┌─ Materials provided
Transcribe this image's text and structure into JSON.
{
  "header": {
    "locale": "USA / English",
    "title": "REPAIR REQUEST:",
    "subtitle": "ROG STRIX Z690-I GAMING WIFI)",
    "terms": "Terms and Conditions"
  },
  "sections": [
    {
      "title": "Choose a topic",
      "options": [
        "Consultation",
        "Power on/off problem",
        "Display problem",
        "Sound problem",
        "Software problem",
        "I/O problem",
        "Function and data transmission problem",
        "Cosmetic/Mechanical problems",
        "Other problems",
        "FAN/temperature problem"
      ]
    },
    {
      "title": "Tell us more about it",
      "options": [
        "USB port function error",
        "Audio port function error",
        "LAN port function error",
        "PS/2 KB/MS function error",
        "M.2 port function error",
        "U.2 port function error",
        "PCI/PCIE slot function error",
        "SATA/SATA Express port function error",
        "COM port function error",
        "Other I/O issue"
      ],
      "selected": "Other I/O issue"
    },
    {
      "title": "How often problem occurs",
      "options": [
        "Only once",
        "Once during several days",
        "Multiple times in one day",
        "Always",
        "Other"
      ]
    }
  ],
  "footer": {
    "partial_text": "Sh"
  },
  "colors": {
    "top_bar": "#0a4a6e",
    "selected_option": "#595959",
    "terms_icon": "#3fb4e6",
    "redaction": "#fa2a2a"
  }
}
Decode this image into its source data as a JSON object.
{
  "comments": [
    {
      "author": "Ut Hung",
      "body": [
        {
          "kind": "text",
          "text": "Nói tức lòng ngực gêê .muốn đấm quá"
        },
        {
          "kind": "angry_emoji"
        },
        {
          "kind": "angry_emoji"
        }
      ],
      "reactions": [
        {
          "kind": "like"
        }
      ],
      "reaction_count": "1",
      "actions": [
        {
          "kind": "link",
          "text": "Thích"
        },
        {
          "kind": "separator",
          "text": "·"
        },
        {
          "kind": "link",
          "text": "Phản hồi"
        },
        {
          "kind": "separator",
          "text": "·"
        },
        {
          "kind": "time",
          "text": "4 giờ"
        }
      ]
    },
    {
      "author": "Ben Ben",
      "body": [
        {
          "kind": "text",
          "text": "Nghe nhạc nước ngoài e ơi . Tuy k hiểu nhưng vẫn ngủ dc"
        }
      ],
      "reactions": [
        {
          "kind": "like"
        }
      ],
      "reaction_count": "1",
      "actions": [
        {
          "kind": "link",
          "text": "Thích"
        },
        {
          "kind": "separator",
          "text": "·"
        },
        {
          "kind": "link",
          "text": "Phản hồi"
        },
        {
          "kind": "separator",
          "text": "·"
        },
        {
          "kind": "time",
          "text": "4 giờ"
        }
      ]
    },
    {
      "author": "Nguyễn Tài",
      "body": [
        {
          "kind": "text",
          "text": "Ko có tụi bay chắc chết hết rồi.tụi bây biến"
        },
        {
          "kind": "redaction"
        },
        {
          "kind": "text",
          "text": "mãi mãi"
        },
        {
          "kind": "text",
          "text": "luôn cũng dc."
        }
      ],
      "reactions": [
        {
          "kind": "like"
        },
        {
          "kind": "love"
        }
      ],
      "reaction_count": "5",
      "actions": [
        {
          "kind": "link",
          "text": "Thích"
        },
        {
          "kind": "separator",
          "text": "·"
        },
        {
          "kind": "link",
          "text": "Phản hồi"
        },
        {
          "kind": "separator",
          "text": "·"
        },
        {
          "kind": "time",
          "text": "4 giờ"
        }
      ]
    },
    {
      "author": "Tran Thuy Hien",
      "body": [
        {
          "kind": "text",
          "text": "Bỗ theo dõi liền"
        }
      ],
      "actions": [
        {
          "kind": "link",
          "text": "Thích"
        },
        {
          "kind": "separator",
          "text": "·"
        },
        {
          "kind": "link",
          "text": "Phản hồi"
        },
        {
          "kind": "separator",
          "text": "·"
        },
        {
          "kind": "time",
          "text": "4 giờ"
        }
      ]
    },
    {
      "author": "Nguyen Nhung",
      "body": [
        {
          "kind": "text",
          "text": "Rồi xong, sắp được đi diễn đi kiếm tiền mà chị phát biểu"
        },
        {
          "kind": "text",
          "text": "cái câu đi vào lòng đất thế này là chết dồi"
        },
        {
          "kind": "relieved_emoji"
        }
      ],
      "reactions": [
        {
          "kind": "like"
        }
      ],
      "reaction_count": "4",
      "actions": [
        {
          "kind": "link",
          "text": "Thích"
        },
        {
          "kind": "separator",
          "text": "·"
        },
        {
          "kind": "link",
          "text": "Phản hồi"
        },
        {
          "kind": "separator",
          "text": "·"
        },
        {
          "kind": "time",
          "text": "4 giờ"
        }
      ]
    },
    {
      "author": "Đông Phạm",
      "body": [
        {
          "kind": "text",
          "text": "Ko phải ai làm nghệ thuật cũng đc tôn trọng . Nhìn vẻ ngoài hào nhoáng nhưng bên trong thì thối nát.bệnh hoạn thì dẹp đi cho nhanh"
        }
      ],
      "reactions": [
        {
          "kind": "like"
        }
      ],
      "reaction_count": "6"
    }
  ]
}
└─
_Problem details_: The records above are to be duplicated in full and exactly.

_Result_:
Transcribe this image's text and structure into JSON.
{
  "header": {
    "locale": "USA / English",
    "title": "REPAIR REQUEST:",
    "subtitle": "ROG STRIX Z690-I GAMING WIFI)",
    "terms": "Terms and Conditions"
  },
  "sections": [
    {
      "title": "Choose a topic",
      "options": [
        "Consultation",
        "Power on/off problem",
        "Display problem",
        "Sound problem",
        "Software problem",
        "I/O problem",
        "Function and data transmission problem",
        "Cosmetic/Mechanical problems",
        "Other problems",
        "FAN/temperature problem"
      ]
    },
    {
      "title": "Tell us more about it",
      "options": [
        "USB port function error",
        "Audio port function error",
        "LAN port function error",
        "PS/2 KB/MS function error",
        "M.2 port function error",
        "U.2 port function error",
        "PCI/PCIE slot function error",
        "SATA/SATA Express port function error",
        "COM port function error",
        "Other I/O issue"
      ],
      "selected": "Other I/O issue"
    },
    {
      "title": "How often problem occurs",
      "options": [
        "Only once",
        "Once during several days",
        "Multiple times in one day",
        "Always",
        "Other"
      ]
    }
  ],
  "footer": {
    "partial_text": "Sh"
  },
  "colors": {
    "top_bar": "#0a4a6e",
    "selected_option": "#595959",
    "terms_icon": "#3fb4e6",
    "redaction": "#fa2a2a"
  }
}
Decode this image into its source data as a JSON object.
{
  "comments": [
    {
      "author": "Ut Hung",
      "body": [
        {
          "kind": "text",
          "text": "Nói tức lòng ngực gêê .muốn đấm quá"
        },
        {
          "kind": "angry_emoji"
        },
        {
          "kind": "angry_emoji"
        }
      ],
      "reactions": [
        {
          "kind": "like"
        }
      ],
      "reaction_count": "1",
      "actions": [
        {
          "kind": "link",
          "text": "Thích"
        },
        {
          "kind": "separator",
          "text": "·"
        },
        {
          "kind": "link",
          "text": "Phản hồi"
        },
        {
          "kind": "separator",
          "text": "·"
        },
        {
          "kind": "time",
          "text": "4 giờ"
        }
      ]
    },
    {
      "author": "Ben Ben",
      "body": [
        {
          "kind": "text",
          "text": "Nghe nhạc nước ngoài e ơi . Tuy k hiểu nhưng vẫn ngủ dc"
        }
      ],
      "reactions": [
        {
          "kind": "like"
        }
      ],
      "reaction_count": "1",
      "actions": [
        {
          "kind": "link",
          "text": "Thích"
        },
        {
          "kind": "separator",
          "text": "·"
        },
        {
          "kind": "link",
          "text": "Phản hồi"
        },
        {
          "kind": "separator",
          "text": "·"
        },
        {
          "kind": "time",
          "text": "4 giờ"
        }
      ]
    },
    {
      "author": "Nguyễn Tài",
      "body": [
        {
          "kind": "text",
          "text": "Ko có tụi bay chắc chết hết rồi.tụi bây biến"
        },
        {
          "kind": "redaction"
        },
        {
          "kind": "text",
          "text": "mãi mãi"
        },
        {
          "kind": "text",
          "text": "luôn cũng dc."
        }
      ],
      "reactions": [
        {
          "kind": "like"
        },
        {
          "kind": "love"
        }
      ],
      "reaction_count": "5",
      "actions": [
        {
          "kind": "link",
          "text": "Thích"
        },
        {
          "kind": "separator",
          "text": "·"
        },
        {
          "kind": "link",
          "text": "Phản hồi"
        },
        {
          "kind": "separator",
          "text": "·"
        },
        {
          "kind": "time",
          "text": "4 giờ"
        }
      ]
    },
    {
      "author": "Tran Thuy Hien",
      "body": [
        {
          "kind": "text",
          "text": "Bỗ theo dõi liền"
        }
      ],
      "actions": [
        {
          "kind": "link",
          "text": "Thích"
        },
        {
          "kind": "separator",
          "text": "·"
        },
        {
          "kind": "link",
          "text": "Phản hồi"
        },
        {
          "kind": "separator",
          "text": "·"
        },
        {
          "kind": "time",
          "text": "4 giờ"
        }
      ]
    },
    {
      "author": "Nguyen Nhung",
      "body": [
        {
          "kind": "text",
          "text": "Rồi xong, sắp được đi diễn đi kiếm tiền mà chị phát biểu"
        },
        {
          "kind": "text",
          "text": "cái câu đi vào lòng đất thế này là chết dồi"
        },
        {
          "kind": "relieved_emoji"
        }
      ],
      "reactions": [
        {
          "kind": "like"
        }
      ],
      "reaction_count": "4",
      "actions": [
        {
          "kind": "link",
          "text": "Thích"
        },
        {
          "kind": "separator",
          "text": "·"
        },
        {
          "kind": "link",
          "text": "Phản hồi"
        },
        {
          "kind": "separator",
          "text": "·"
        },
        {
          "kind": "time",
          "text": "4 giờ"
        }
      ]
    },
    {
      "author": "Đông Phạm",
      "body": [
        {
          "kind": "text",
          "text": "Ko phải ai làm nghệ thuật cũng đc tôn trọng . Nhìn vẻ ngoài hào nhoáng nhưng bên trong thì thối nát.bệnh hoạn thì dẹp đi cho nhanh"
        }
      ],
      "reactions": [
        {
          "kind": "like"
        }
      ],
      "reaction_count": "6"
    }
  ]
}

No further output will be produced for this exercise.